(TASK DETAILS)
Give the entries below again, word for word, and leave out the images.

(SOURCE INFORMATION)
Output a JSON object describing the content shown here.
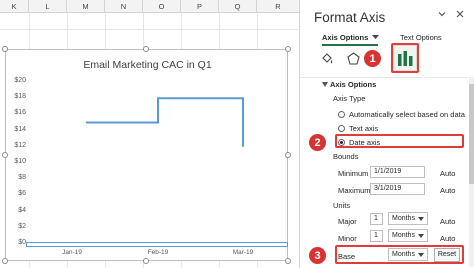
{
  "sheet": {
    "columns": [
      "K",
      "L",
      "M",
      "N",
      "O",
      "P",
      "Q",
      "R"
    ]
  },
  "chart": {
    "title": "Email Marketing CAC in Q1"
  },
  "chart_data": {
    "type": "line",
    "title": "Email Marketing CAC in Q1",
    "xlabel": "",
    "ylabel": "",
    "x_axis_type": "date",
    "x_ticks": [
      "Jan-19",
      "Feb-19",
      "Mar-19"
    ],
    "y_ticks": [
      "$20",
      "$18",
      "$16",
      "$14",
      "$12",
      "$10",
      "$8",
      "$6",
      "$4",
      "$2",
      "$0"
    ],
    "ylim": [
      0,
      20
    ],
    "grid": false,
    "series": [
      {
        "color": "#5b9bd5",
        "points": [
          {
            "x": "2019-01-06",
            "y": 15
          },
          {
            "x": "2019-02-01",
            "y": 15
          },
          {
            "x": "2019-02-01",
            "y": 18
          },
          {
            "x": "2019-03-01",
            "y": 18
          },
          {
            "x": "2019-03-01",
            "y": 12
          }
        ]
      }
    ]
  },
  "pane": {
    "title": "Format Axis",
    "dropdown_icon": "chevron-down",
    "close_icon": "close",
    "tabs": {
      "axis_options": "Axis Options",
      "text_options": "Text Options"
    },
    "section_title": "Axis Options",
    "axis_type_label": "Axis Type",
    "radio_auto": "Automatically select based on data",
    "radio_text": "Text axis",
    "radio_date": "Date axis",
    "bounds_label": "Bounds",
    "minimum_label": "Minimum",
    "minimum_value": "1/1/2019",
    "maximum_label": "Maximum",
    "maximum_value": "3/1/2019",
    "auto_label": "Auto",
    "units_label": "Units",
    "major_label": "Major",
    "major_value": "1",
    "major_unit": "Months",
    "minor_label": "Minor",
    "minor_value": "1",
    "minor_unit": "Months",
    "base_label": "Base",
    "base_unit": "Months",
    "reset_label": "Reset"
  },
  "callouts": {
    "one": "1",
    "two": "2",
    "three": "3",
    "color": "#d83333"
  }
}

(RESULT OF THIS EXERCISE)
Output a JSON object describing the content shown here.
{
  "sheet": {
    "columns": [
      "K",
      "L",
      "M",
      "N",
      "O",
      "P",
      "Q",
      "R"
    ]
  },
  "chart": {
    "title": "Email Marketing CAC in Q1"
  },
  "chart_data": {
    "type": "line",
    "title": "Email Marketing CAC in Q1",
    "xlabel": "",
    "ylabel": "",
    "x_axis_type": "date",
    "x_ticks": [
      "Jan-19",
      "Feb-19",
      "Mar-19"
    ],
    "y_ticks": [
      "$20",
      "$18",
      "$16",
      "$14",
      "$12",
      "$10",
      "$8",
      "$6",
      "$4",
      "$2",
      "$0"
    ],
    "ylim": [
      0,
      20
    ],
    "grid": false,
    "series": [
      {
        "color": "#5b9bd5",
        "points": [
          {
            "x": "2019-01-06",
            "y": 15
          },
          {
            "x": "2019-02-01",
            "y": 15
          },
          {
            "x": "2019-02-01",
            "y": 18
          },
          {
            "x": "2019-03-01",
            "y": 18
          },
          {
            "x": "2019-03-01",
            "y": 12
          }
        ]
      }
    ]
  },
  "pane": {
    "title": "Format Axis",
    "dropdown_icon": "chevron-down",
    "close_icon": "close",
    "tabs": {
      "axis_options": "Axis Options",
      "text_options": "Text Options"
    },
    "section_title": "Axis Options",
    "axis_type_label": "Axis Type",
    "radio_auto": "Automatically select based on data",
    "radio_text": "Text axis",
    "radio_date": "Date axis",
    "bounds_label": "Bounds",
    "minimum_label": "Minimum",
    "minimum_value": "1/1/2019",
    "maximum_label": "Maximum",
    "maximum_value": "3/1/2019",
    "auto_label": "Auto",
    "units_label": "Units",
    "major_label": "Major",
    "major_value": "1",
    "major_unit": "Months",
    "minor_label": "Minor",
    "minor_value": "1",
    "minor_unit": "Months",
    "base_label": "Base",
    "base_unit": "Months",
    "reset_label": "Reset"
  },
  "callouts": {
    "one": "1",
    "two": "2",
    "three": "3",
    "color": "#d83333"
  }
}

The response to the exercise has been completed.